"The applications for this vulnerability are seemingly limitless, from criminals monitoring individual targets to foreign entities conducting economic espionage on American companies to nation states monitoring US government officials," Lieu wrote in a letter to the chairman and ranking member of the House Committee on Oversight and Government Reform. Curiously, Lieu didn't raise the possibility of governments quietly eavesdropping on its own citizens -- maybe that was already a given.

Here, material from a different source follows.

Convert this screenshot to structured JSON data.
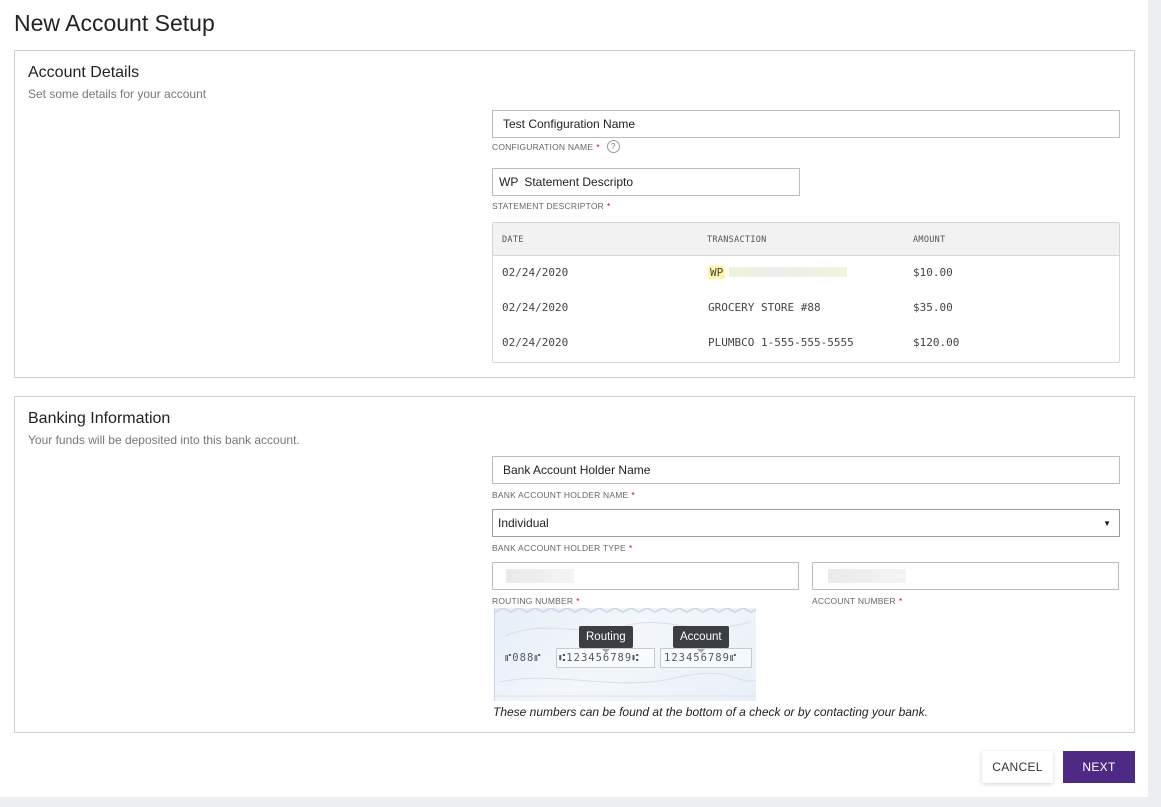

In case you missed it, Lieu was given an off-the-shelf iPhone by the 60 Minutes crew, and then proceeded to use it for work calls... with the express understanding that it might be hacked. Not long after, Security Research Labs' Karsten Nohl -- who brought the SS7 flaw to prominence about two years ago -- was able to access the congressman's privileged information. Lieu was right to have been concerned: because the SS7 protocols dictate how networks deal with routing text messages, roaming and more, the flaw can leave phones open to snooping regardless of what operating system they run. For now, the only real way to keep your dispatches safe is to use apps -- like Signal and now WhatsApp -- that encrypt your communications end-to-end.